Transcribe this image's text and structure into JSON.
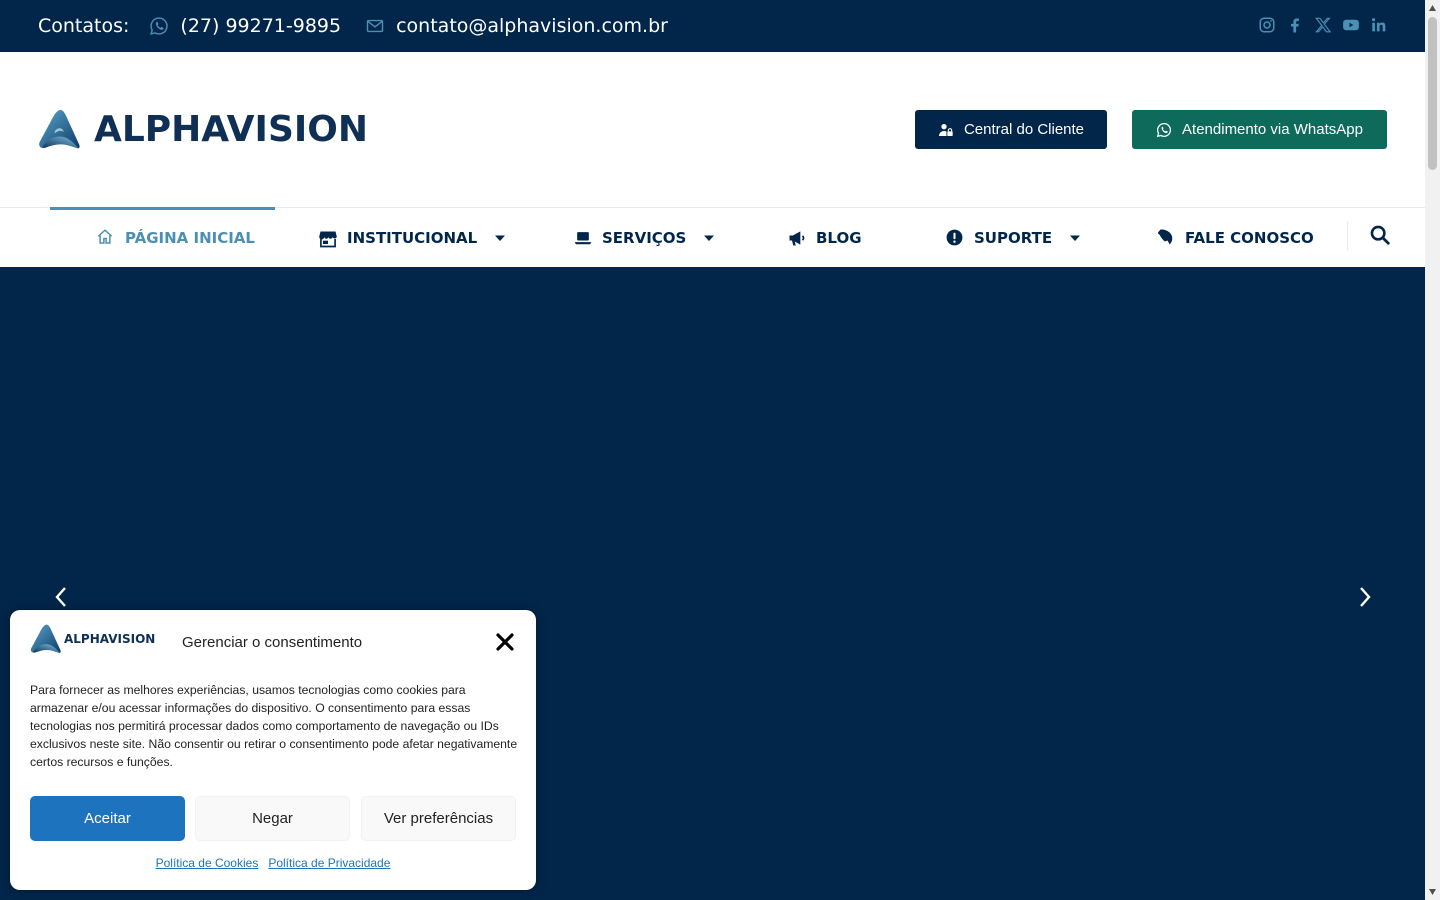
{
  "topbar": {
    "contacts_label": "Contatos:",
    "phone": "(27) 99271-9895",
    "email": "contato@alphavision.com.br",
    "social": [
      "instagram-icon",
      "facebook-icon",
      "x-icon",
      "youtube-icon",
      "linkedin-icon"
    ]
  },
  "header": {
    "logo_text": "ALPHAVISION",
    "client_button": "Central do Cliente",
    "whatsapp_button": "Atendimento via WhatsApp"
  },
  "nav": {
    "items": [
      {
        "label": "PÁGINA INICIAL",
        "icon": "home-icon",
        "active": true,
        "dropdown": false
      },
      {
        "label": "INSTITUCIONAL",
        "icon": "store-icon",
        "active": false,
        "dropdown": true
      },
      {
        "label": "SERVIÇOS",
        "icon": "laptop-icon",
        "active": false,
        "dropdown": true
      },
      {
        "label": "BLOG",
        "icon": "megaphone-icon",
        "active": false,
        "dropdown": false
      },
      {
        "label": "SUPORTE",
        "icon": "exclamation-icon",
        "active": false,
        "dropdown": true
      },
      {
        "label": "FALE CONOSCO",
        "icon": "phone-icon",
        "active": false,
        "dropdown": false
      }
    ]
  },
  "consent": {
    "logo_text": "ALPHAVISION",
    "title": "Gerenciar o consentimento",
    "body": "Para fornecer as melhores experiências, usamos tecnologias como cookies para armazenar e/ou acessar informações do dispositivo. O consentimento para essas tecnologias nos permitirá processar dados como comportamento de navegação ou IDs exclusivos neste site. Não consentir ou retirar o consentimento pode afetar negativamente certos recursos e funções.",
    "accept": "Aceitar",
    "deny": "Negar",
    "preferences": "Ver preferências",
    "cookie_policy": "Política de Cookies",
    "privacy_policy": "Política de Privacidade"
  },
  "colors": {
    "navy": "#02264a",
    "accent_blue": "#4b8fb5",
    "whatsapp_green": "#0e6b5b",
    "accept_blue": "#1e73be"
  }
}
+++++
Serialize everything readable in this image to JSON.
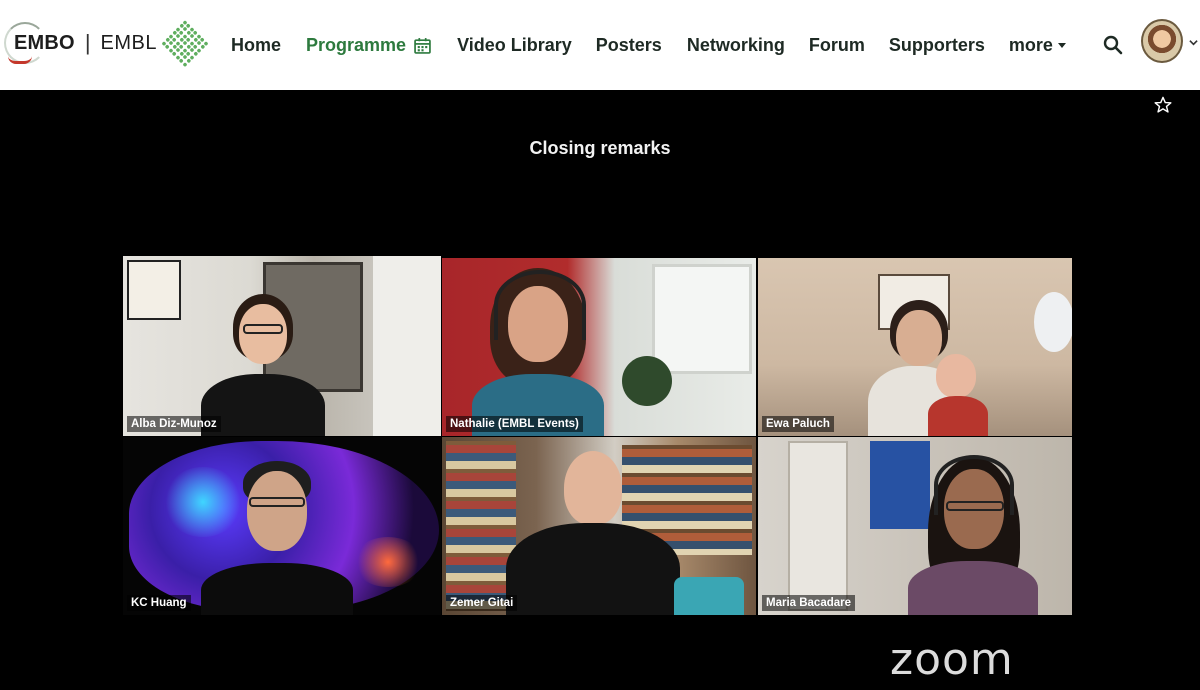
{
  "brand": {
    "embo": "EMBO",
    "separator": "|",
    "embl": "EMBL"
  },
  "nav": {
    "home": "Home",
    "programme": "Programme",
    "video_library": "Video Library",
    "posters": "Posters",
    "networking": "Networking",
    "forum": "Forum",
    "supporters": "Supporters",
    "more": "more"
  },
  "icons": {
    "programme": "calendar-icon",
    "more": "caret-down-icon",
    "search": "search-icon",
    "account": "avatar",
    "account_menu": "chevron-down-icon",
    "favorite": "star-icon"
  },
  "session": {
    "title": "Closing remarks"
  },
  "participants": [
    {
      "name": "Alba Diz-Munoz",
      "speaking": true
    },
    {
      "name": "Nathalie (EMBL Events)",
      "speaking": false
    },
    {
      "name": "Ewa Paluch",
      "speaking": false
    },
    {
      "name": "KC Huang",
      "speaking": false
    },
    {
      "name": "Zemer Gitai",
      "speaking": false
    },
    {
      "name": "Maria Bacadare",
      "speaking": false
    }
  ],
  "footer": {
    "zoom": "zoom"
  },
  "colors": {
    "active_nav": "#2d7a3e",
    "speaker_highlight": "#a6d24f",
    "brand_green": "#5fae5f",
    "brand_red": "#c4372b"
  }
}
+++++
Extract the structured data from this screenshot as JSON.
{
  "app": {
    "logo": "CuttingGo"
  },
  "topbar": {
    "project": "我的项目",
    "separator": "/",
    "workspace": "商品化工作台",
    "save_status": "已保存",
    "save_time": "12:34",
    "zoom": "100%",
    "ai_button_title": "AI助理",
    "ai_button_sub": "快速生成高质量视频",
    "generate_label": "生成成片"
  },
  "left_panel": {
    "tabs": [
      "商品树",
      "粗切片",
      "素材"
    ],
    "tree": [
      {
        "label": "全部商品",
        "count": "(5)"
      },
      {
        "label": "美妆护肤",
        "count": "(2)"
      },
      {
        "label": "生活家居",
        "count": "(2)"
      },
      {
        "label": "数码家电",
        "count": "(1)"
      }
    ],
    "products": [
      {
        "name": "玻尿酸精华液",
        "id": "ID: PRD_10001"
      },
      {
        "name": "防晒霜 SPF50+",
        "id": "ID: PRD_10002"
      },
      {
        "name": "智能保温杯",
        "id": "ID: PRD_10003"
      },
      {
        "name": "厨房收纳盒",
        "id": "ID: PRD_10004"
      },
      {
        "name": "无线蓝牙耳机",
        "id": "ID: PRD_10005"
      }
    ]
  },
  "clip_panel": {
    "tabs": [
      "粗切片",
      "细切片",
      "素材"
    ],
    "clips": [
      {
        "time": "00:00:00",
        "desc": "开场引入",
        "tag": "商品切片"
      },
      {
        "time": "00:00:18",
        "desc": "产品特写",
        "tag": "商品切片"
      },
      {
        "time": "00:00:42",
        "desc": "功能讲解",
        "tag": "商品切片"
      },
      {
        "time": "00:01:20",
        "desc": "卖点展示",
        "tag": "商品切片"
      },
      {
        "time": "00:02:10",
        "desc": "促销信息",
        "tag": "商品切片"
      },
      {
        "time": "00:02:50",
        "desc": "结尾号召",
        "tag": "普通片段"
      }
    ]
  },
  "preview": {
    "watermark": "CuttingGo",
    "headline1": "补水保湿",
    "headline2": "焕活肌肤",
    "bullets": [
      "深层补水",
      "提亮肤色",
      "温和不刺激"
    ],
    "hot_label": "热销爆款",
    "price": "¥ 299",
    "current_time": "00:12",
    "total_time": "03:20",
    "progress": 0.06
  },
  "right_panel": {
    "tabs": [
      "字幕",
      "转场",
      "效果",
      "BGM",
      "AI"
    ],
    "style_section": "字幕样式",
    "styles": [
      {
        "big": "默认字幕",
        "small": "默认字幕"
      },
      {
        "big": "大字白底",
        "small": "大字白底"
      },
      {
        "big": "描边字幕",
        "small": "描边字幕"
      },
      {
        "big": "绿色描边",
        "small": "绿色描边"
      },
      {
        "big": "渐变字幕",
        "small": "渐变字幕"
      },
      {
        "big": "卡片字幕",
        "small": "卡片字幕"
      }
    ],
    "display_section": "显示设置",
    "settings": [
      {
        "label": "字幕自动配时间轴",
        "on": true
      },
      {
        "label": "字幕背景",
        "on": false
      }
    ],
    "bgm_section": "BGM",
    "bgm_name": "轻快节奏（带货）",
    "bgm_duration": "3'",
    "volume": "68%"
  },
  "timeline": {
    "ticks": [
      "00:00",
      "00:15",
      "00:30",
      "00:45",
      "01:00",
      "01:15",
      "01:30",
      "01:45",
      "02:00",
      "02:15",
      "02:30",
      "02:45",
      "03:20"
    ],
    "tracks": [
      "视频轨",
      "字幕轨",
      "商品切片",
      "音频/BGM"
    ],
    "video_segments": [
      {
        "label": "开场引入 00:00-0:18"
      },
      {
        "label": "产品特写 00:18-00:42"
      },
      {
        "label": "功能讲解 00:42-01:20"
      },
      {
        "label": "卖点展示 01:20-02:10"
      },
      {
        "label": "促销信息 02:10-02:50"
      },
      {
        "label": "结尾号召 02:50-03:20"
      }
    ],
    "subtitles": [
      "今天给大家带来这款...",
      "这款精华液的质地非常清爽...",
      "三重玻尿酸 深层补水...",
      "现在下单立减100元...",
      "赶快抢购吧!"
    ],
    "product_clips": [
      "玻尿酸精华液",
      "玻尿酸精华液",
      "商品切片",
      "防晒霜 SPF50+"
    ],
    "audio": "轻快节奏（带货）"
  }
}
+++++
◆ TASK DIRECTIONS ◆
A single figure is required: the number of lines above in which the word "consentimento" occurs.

◆ REPLY TO THE EXERCISE ◆
2